What's interesting to note is that the Blazers have two very valuable assets on hand: the (likely) 12th pick in the draft, and they own JJ Hickson's Bird Rights. The Blazers were successful in pulling off a sign-and-trade last year for Raymond "VooDoo" Felton, so they should have no problem finding a taker for a legitimate starting PF who's a double-double machine. The added bonus is under a sign-and-trade the acquiring team would get to keep Hickson's Bird Rights. It's certainly not a stretch to think the Blazers sign-and-trade him to the tune of 3-years, $16-20 mil and get back at least a decent asset or two.
Assuming Hickson simply leaves in free agency as opposed to via sign-and-trade, that leaves the Blazers with three gaping holes in the roster: both guard spots and backup PF (a backup small forward would be nice as well, but the improved play of Claver in recent weeks has made it less of a need). Here are a couple easy solutions (and I think these would be smart moves regardless of a McGee trade):

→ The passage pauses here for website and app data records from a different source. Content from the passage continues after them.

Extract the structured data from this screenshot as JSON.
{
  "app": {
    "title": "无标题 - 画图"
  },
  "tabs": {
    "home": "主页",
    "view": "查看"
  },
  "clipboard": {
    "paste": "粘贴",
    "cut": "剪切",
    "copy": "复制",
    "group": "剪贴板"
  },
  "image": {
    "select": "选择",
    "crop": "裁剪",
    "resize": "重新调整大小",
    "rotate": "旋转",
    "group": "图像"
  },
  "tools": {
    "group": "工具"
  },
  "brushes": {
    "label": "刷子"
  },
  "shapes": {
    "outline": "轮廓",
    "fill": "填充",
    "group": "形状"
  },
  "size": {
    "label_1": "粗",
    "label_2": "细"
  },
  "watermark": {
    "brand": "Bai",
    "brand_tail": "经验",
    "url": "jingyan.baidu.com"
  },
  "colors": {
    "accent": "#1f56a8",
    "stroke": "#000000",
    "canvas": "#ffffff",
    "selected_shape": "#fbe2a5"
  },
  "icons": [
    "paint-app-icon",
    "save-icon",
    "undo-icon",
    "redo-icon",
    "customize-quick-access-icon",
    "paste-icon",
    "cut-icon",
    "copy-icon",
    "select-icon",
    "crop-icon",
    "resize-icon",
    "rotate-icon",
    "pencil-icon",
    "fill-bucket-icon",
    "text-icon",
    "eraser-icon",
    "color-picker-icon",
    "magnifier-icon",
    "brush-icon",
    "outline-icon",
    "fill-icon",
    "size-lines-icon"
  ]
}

More or less everyone agrees Maynor is a great backup to Lillard. The Blazers should decline his QO and go after him on the open market. A 2 or 3 year deal for $2 mil/year would be about right.
Buy low on Brandon Rush. He tore two ligaments in his knee the third game of this season but should be ready to go by training camp. At his best, he's the ultimate "3-and-D" guy. He can play both wing spots, space the floor with his shooting, is an above-average defender with great athleticism, is a good rebounder and shot blocker and can finish at the rim. His downsides are that he's a poor ball handler and doesn't move very well without the ball, though the latter would likely be improved by playing in Stotts' system. The other option here is Kyle Korver. He'd do the same things as Rush, just with better shooting and worse rebounding/one-on-one defense. Korver is essentially a poor man's JJ Redick. Whereas Redick will earn about $7-9 mil/year in his next contract, Korver will likely earn half that, and Rush will earn maybe a million per year, plus incentives. The reasons I'm advocating for Rush over Korver and Redick are simple: cost, age, and upside.

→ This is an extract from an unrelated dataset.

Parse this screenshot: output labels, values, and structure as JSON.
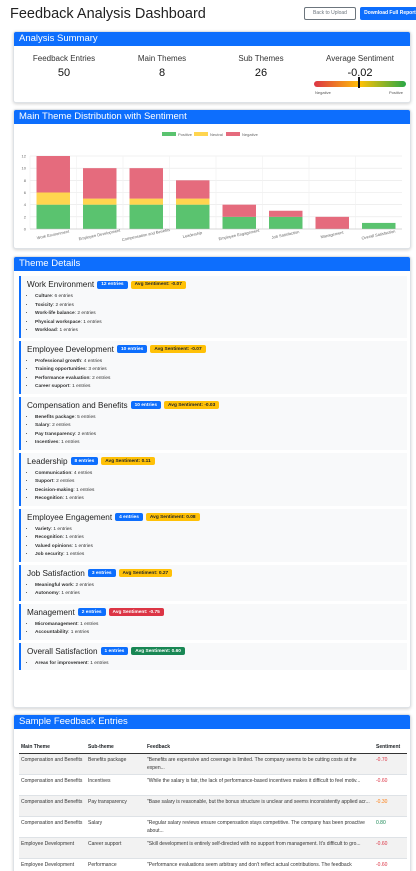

Redick has essentially maxed out his potential as a player, and he's a very good one. The problem is he is in that sweet spot of having a career year in a contract year, and the next team to acquire his services will pay a premium for them. Due to the Blazers' cap space, it makes more sense to go after someone much more cost effective. Korver would be a great option, but he's going to be 32 next year. If the Blazers gave him a two year contract it probably wouldn't matter. However, Rush is only 27, is more athletic than both Redick and Korver, and has potential the other two don't. He would be a low-risk, high reward option for the Blazers on a three or four year contract, with a team option for the last two years of it.
With those two moves, here would be an early projection of the Blazers' lineup next year:

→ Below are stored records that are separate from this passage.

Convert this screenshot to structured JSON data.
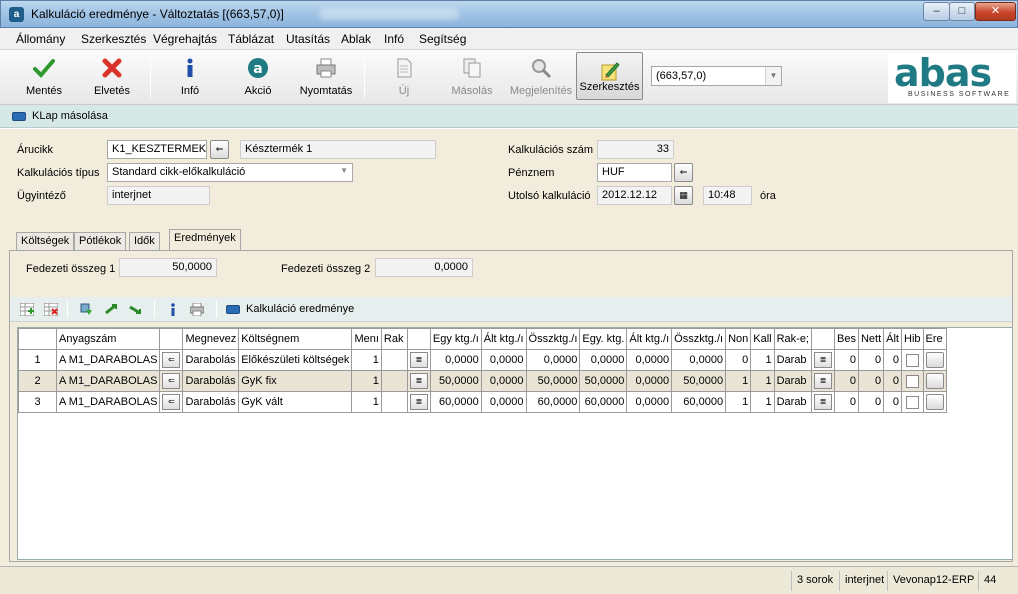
{
  "window": {
    "title": "Kalkuláció eredménye - Változtatás  [(663,57,0)]",
    "app_icon": "abas-icon",
    "buttons": {
      "minimize": "–",
      "maximize": "□",
      "close": "✕"
    }
  },
  "menu": [
    "Állomány",
    "Szerkesztés",
    "Végrehajtás",
    "Táblázat",
    "Utasítás",
    "Ablak",
    "Infó",
    "Segítség"
  ],
  "toolbar": {
    "mentes": "Mentés",
    "elvetes": "Elvetés",
    "info": "Infó",
    "akcio": "Akció",
    "nyomtatas": "Nyomtatás",
    "uj": "Új",
    "masolas": "Másolás",
    "megjelenites": "Megjelenítés",
    "szerkesztes": "Szerkesztés",
    "record_combo": "(663,57,0)"
  },
  "logo": {
    "brand": "abas",
    "tagline": "BUSINESS SOFTWARE"
  },
  "klap": {
    "label": "KLap másolása"
  },
  "form": {
    "arucikk_label": "Árucikk",
    "arucikk_value": "K1_KESZTERMEK",
    "arucikk_name": "Késztermék 1",
    "kalk_tipus_label": "Kalkulációs típus",
    "kalk_tipus_value": "Standard cikk-előkalkuláció",
    "ugyintezo_label": "Ügyintéző",
    "ugyintezo_value": "interjnet",
    "kalk_szam_label": "Kalkulációs szám",
    "kalk_szam_value": "33",
    "penznem_label": "Pénznem",
    "penznem_value": "HUF",
    "utolso_label": "Utolsó kalkuláció",
    "utolso_date": "2012.12.12",
    "utolso_time": "10:48",
    "ora": "óra"
  },
  "tabs": [
    "Költségek",
    "Pótlékok",
    "Idők",
    "Eredmények"
  ],
  "fedezet": {
    "label1": "Fedezeti összeg 1",
    "value1": "50,0000",
    "label2": "Fedezeti összeg 2",
    "value2": "0,0000"
  },
  "grid_toolbar": {
    "title": "Kalkuláció eredménye"
  },
  "table": {
    "headers": [
      "",
      "Anyagszám",
      "",
      "Megnevez",
      "Költségnem",
      "Menı",
      "Rak",
      "",
      "Egy ktg./ı",
      "Ált ktg./ı",
      "Összktg./ı",
      "Egy. ktg.",
      "Ált ktg./ı",
      "Összktg./ı",
      "Non",
      "Kall",
      "Rak-e;",
      "",
      "Bes",
      "Nett",
      "Ált",
      "Hib",
      "Ere"
    ],
    "rows": [
      {
        "num": "1",
        "anyag": "A M1_DARABOLAS",
        "megnev": "Darabolás",
        "koltseg": "Előkészületi költségek",
        "menny": "1",
        "rak": "",
        "egy1": "0,0000",
        "alt1": "0,0000",
        "ossz1": "0,0000",
        "egy2": "0,0000",
        "alt2": "0,0000",
        "ossz2": "0,0000",
        "non": "0",
        "kall": "1",
        "rake": "Darab",
        "bes": "0",
        "nett": "0",
        "alt": "0"
      },
      {
        "num": "2",
        "anyag": "A M1_DARABOLAS",
        "megnev": "Darabolás",
        "koltseg": "GyK fix",
        "menny": "1",
        "rak": "",
        "egy1": "50,0000",
        "alt1": "0,0000",
        "ossz1": "50,0000",
        "egy2": "50,0000",
        "alt2": "0,0000",
        "ossz2": "50,0000",
        "non": "1",
        "kall": "1",
        "rake": "Darab",
        "bes": "0",
        "nett": "0",
        "alt": "0"
      },
      {
        "num": "3",
        "anyag": "A M1_DARABOLAS",
        "megnev": "Darabolás",
        "koltseg": "GyK vált",
        "menny": "1",
        "rak": "",
        "egy1": "60,0000",
        "alt1": "0,0000",
        "ossz1": "60,0000",
        "egy2": "60,0000",
        "alt2": "0,0000",
        "ossz2": "60,0000",
        "non": "1",
        "kall": "1",
        "rake": "Darab",
        "bes": "0",
        "nett": "0",
        "alt": "0"
      }
    ]
  },
  "status": {
    "sorok": "3 sorok",
    "user": "interjnet",
    "system": "Vevonap12-ERP",
    "num": "44"
  }
}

PG: Lillard, Maynor.
SG: ____, Rush, Barton.
SF: Batum, Rush, Claver.
PF: Aldridge, ____, Freeland.
C: McGee, Leonard, Freeland.
It's not a stretch to think the Blazers would be able to find a quality starting SG and backup PF with the 12th pick in the draft and in a sign-and-trade with Hickson. The caveat to all this is Rush needs to stay healthy and the core guys (Lillard, Batum, Aldridge Leonard, McGee) all need to continue to develop as players. It's not perfect, but it would definitely move the needle in the right direction.